Fox hosts and guests gave life to a false claim that Dominion committed election fraud to help elect President Joe Biden, "taking a small flame and turning it into a raging fire," Dominion lawyer Stephen Shackelford told reporters.
The lawsuit follows similar cases against Trump campaign lawyer Sidney Powell and the Republican former president's personal lawyer Rudy Giuliani, according to Shackelford.
Dominion, which describes itself as the leading supplier of US election technology, said it filed the lawsuit in Delaware state court.
Trump lost the November 2020 election to Biden, a Democrat, but continued to make false claims of widespread voter fraud, which Dominion said was amplified by Fox.
His supporters stormed the US Capitol on January 6 as Congress moved to certify the election results, leaving five dead.
The repeated claims that the election was marred by fraud sunk in with Republican voters, though, and Republican lawmakers now cite those false beliefs among voters as justifying new restrictions on voting.
On Thursday, Georgia's Republican governor signed into law restrictions that activists said was focused on reducing the influence of Black voters who helped Democrats win the White House and attain narrow control of the US Senate.
In its lawsuit, Dominion said Fox News tried to draw viewers loyal to Trump by amplifying those false claims, including assertions that Dominion's systems changed votes despite efforts by the voting systems company to set the record straight.
"Fox News Media is proud of our 2020 election coverage, which stands in the highest tradition of American journalism, and will vigorously defend against this baseless lawsuit in court," said a statement from the company, which is owned by Fox Corp.
The lawsuit alleges top Fox personalities hosted guests such as Powell to spread lies about Dominion and then repeated and amplified those false claims.
Shackelford said Dominion may sue individuals. "I don't think this is going to be the last lawsuit," he said.
The company projects the "radioactive falsehoods" spread by Fox will cost it $600 million over the next eight years, according to the lawsuit. Further damage was done to the value of the business, according to the lawsuit.
Dominion's lawsuit adds to the growing list of defamation cases stemming from the election.
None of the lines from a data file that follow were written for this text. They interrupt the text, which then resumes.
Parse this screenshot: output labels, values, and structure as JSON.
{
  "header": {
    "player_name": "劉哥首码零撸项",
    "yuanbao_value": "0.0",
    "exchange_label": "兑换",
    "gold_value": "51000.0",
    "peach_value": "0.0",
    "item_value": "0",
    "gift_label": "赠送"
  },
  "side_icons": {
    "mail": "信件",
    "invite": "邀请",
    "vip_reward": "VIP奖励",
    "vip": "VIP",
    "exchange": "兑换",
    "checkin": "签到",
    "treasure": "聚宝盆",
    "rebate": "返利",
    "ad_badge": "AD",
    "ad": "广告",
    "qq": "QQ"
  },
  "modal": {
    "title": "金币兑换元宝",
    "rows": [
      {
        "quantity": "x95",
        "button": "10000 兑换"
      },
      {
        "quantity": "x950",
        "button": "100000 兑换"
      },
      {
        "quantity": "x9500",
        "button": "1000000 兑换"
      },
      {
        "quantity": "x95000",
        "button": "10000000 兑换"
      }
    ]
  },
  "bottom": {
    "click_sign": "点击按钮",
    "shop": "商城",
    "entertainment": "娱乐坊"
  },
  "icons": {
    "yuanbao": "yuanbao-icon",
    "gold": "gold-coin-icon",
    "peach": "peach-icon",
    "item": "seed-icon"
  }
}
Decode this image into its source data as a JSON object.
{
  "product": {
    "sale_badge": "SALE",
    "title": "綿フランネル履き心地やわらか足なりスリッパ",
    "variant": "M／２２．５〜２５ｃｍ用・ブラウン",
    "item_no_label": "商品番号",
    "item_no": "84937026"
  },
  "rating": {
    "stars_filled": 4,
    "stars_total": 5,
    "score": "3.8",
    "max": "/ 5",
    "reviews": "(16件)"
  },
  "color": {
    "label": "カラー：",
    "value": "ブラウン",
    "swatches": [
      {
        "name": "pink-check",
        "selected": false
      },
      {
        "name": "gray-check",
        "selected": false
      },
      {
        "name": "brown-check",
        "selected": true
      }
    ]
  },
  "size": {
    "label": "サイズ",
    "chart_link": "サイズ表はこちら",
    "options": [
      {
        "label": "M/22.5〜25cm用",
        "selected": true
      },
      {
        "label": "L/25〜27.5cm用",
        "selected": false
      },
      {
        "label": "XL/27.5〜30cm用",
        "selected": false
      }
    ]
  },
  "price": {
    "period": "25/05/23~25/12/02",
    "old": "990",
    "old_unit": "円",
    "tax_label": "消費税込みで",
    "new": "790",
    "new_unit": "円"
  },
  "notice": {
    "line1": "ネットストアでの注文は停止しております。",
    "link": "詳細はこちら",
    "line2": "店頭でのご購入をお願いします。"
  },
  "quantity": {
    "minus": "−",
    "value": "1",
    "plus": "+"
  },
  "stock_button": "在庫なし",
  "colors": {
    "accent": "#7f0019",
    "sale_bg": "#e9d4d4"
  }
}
Eric Coomer, a senior Dominion employee, sued Trump's re-election campaign and the owners of pro-Trump news outlets One America News Network and Newsmax Media in December. Last month, Dominion asked social media outlets to preserve posts from the networks as well as from Fox News, Trump and others.
Smartmatic, which makes voting machines, made similar claims in a defamation lawsuit that alleged Lou Dobbs and two other Fox News hosts falsely accused the company of helping to rig the election against Trump. The day after Smartmatic sued on February 4, Fox canceled the weekday program "Lou Dobbs Tonight."
Fox News filed a motion to dismiss the Smartmatic lawsuit.
In apparent response to the growing number of defamation cases, conservative US news outlets have begun to rely on prepared disclaimers or additional prerecorded programming to repudiate pro-Trump conspiracy theories spouted by guests and hosts.